Pheonix Copley has been a dependable backup this season, but he certainly seems to be showing some cracks the last few games. He has given up 14 goals in his last three appearances, one of which was only half a game in Chicago.

It’s been a long time since Washington has lost seven straight

The last time the Caps lost seven straight games was in January 2014.

From Jan. 12 to Jan. 24, the Caps went 0-5-2 in Adam Oates’ second and last season behind the bench. That streak was particularly messy as Washington had three goalies on the roster -- Holtby, Philipp Grubauer and Michal Neuvirth -- and all three played during that stretch.

What should concern Caps fans the most is that not only was that the last time Washington lost seven straight, it was also the last time it missed the playoffs.

Toronto could really use this game too

For any optimists out there thinking maybe the Leafs will be looking ahead to the break and may just mentally take this game off, that’s not going to happen. Toronto needs this game about as much as the Caps do.

The Maple Leafs have lost four of their last five and seven of their last 10. Given what hockey means in Toronto, you can guess what the mood is like in that city. To say people are panicking would be grossly underselling it.

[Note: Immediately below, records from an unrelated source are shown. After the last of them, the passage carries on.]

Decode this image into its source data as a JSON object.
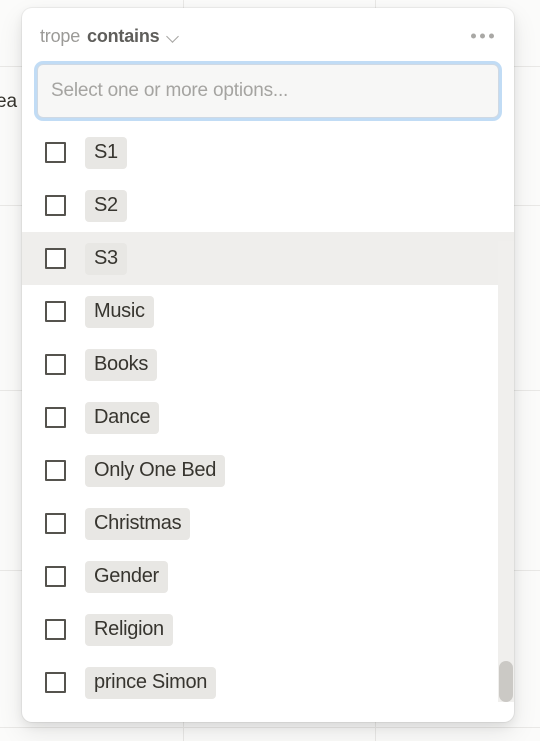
{
  "background": {
    "partial_cell_text": "ea"
  },
  "popup": {
    "header": {
      "property_name": "trope",
      "condition": "contains",
      "chevron_icon": "chevron-down-icon",
      "more_icon": "ellipsis-horizontal-icon"
    },
    "search": {
      "placeholder": "Select one or more options...",
      "value": ""
    },
    "options": [
      {
        "label": "S1",
        "checked": false,
        "hovered": false
      },
      {
        "label": "S2",
        "checked": false,
        "hovered": false
      },
      {
        "label": "S3",
        "checked": false,
        "hovered": true
      },
      {
        "label": "Music",
        "checked": false,
        "hovered": false
      },
      {
        "label": "Books",
        "checked": false,
        "hovered": false
      },
      {
        "label": "Dance",
        "checked": false,
        "hovered": false
      },
      {
        "label": "Only One Bed",
        "checked": false,
        "hovered": false
      },
      {
        "label": "Christmas",
        "checked": false,
        "hovered": false
      },
      {
        "label": "Gender",
        "checked": false,
        "hovered": false
      },
      {
        "label": "Religion",
        "checked": false,
        "hovered": false
      },
      {
        "label": "prince Simon",
        "checked": false,
        "hovered": false
      }
    ],
    "colors": {
      "focus_ring": "#76b2e9",
      "panel": "#ffffff",
      "pill": "#e8e7e4",
      "hover_row": "#efeeec",
      "scrollbar_thumb": "#cbc9c5"
    }
  }
}
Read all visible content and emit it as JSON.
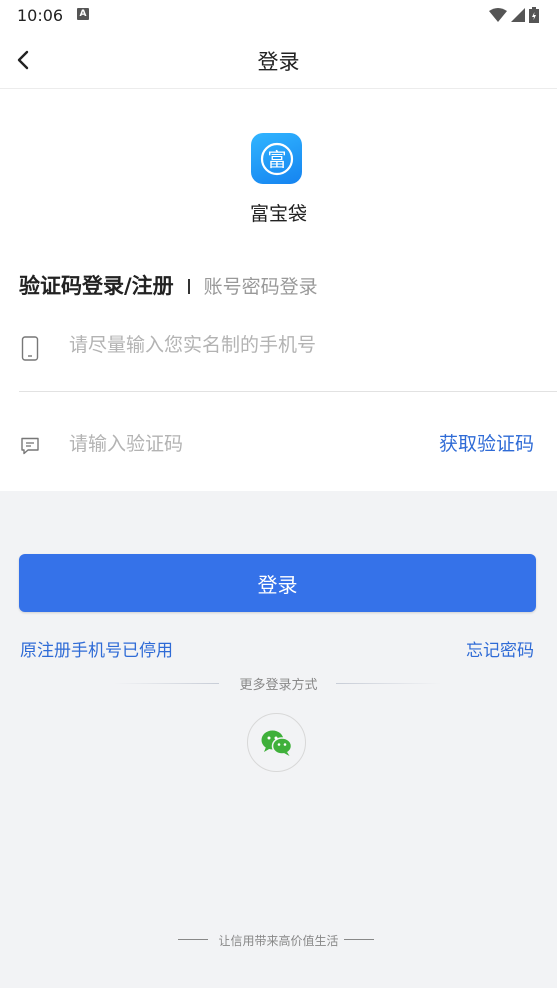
{
  "status_bar": {
    "time": "10:06",
    "notification_badge": "A",
    "icons": [
      "wifi-icon",
      "signal-icon",
      "battery-icon"
    ]
  },
  "header": {
    "title": "登录",
    "back_icon": "chevron-left-icon"
  },
  "app": {
    "name": "富宝袋",
    "logo_glyph": "富",
    "logo_colors": [
      "#31b5ff",
      "#1583f0"
    ]
  },
  "tabs": {
    "active": "验证码登录/注册",
    "inactive": "账号密码登录"
  },
  "phone_field": {
    "icon": "mobile-phone-icon",
    "value": "",
    "placeholder": "请尽量输入您实名制的手机号"
  },
  "code_field": {
    "icon": "message-icon",
    "value": "",
    "placeholder": "请输入验证码",
    "get_code_label": "获取验证码"
  },
  "login_button": {
    "label": "登录",
    "color": "#3572e9"
  },
  "links": {
    "phone_disabled": "原注册手机号已停用",
    "forgot_password": "忘记密码"
  },
  "more_login": {
    "label": "更多登录方式",
    "options": [
      "wechat-icon"
    ]
  },
  "footer": {
    "slogan": "让信用带来高价值生活"
  },
  "colors": {
    "accent": "#2f6bd6",
    "wechat_green": "#3fb03a"
  }
}
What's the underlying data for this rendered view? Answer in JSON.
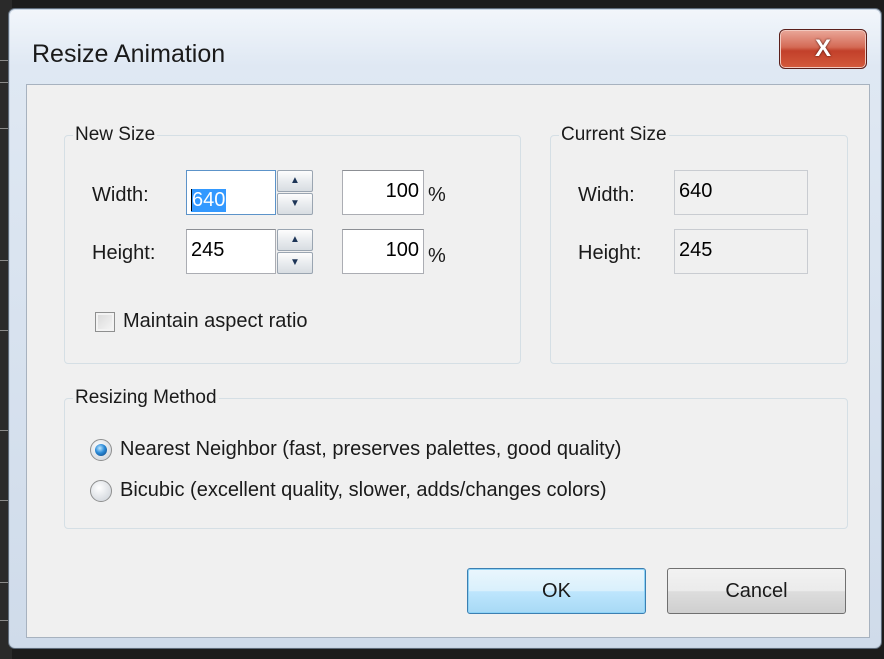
{
  "window": {
    "title": "Resize Animation",
    "close_glyph": "X",
    "close_icon": "close-icon"
  },
  "new_size": {
    "legend": "New Size",
    "width_label": "Width:",
    "width_value": "640",
    "width_percent": "100",
    "height_label": "Height:",
    "height_value": "245",
    "height_percent": "100",
    "percent_sign": "%",
    "spin_up_glyph": "▲",
    "spin_down_glyph": "▼",
    "maintain_aspect_label": "Maintain aspect ratio",
    "maintain_aspect_checked": false
  },
  "current_size": {
    "legend": "Current Size",
    "width_label": "Width:",
    "width_value": "640",
    "height_label": "Height:",
    "height_value": "245"
  },
  "resizing_method": {
    "legend": "Resizing Method",
    "options": [
      {
        "label": "Nearest Neighbor (fast, preserves palettes, good quality)",
        "selected": true
      },
      {
        "label": "Bicubic (excellent quality, slower, adds/changes colors)",
        "selected": false
      }
    ]
  },
  "buttons": {
    "ok": "OK",
    "cancel": "Cancel"
  },
  "colors": {
    "accent_selection": "#3399ff",
    "close_button_red": "#c2402a",
    "default_button_border": "#3c7fb1"
  }
}
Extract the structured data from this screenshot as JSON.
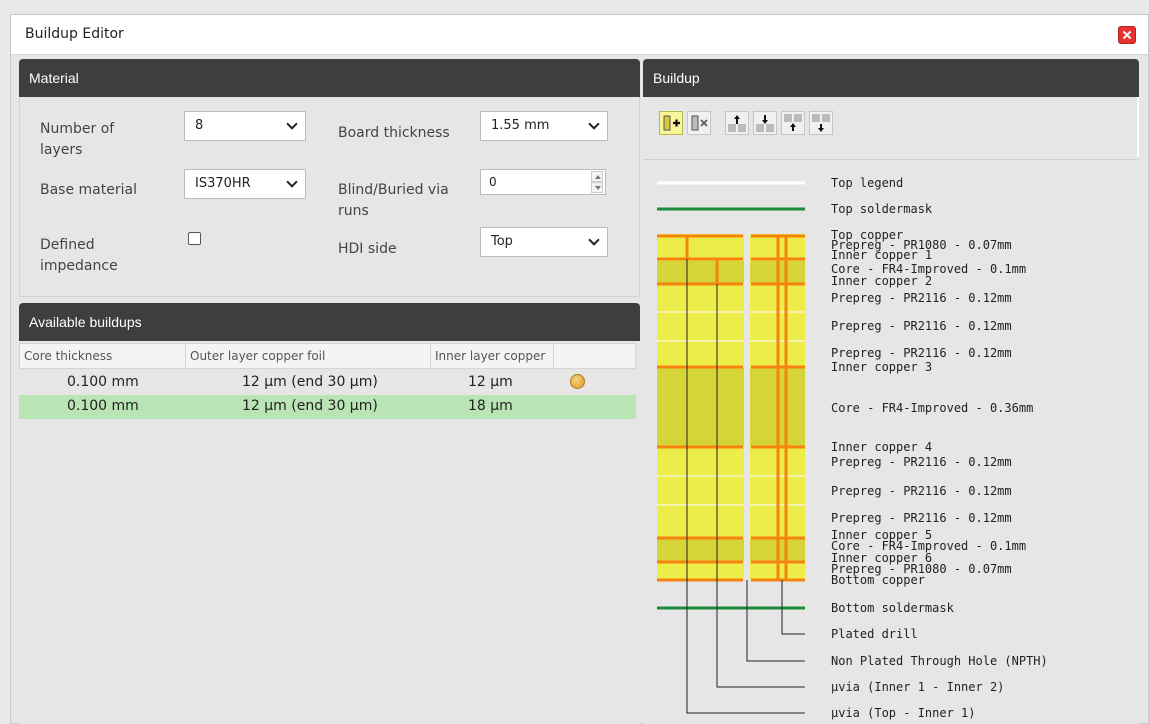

When the puck drops on Wednesday, two desperate hockey teams will be facing off.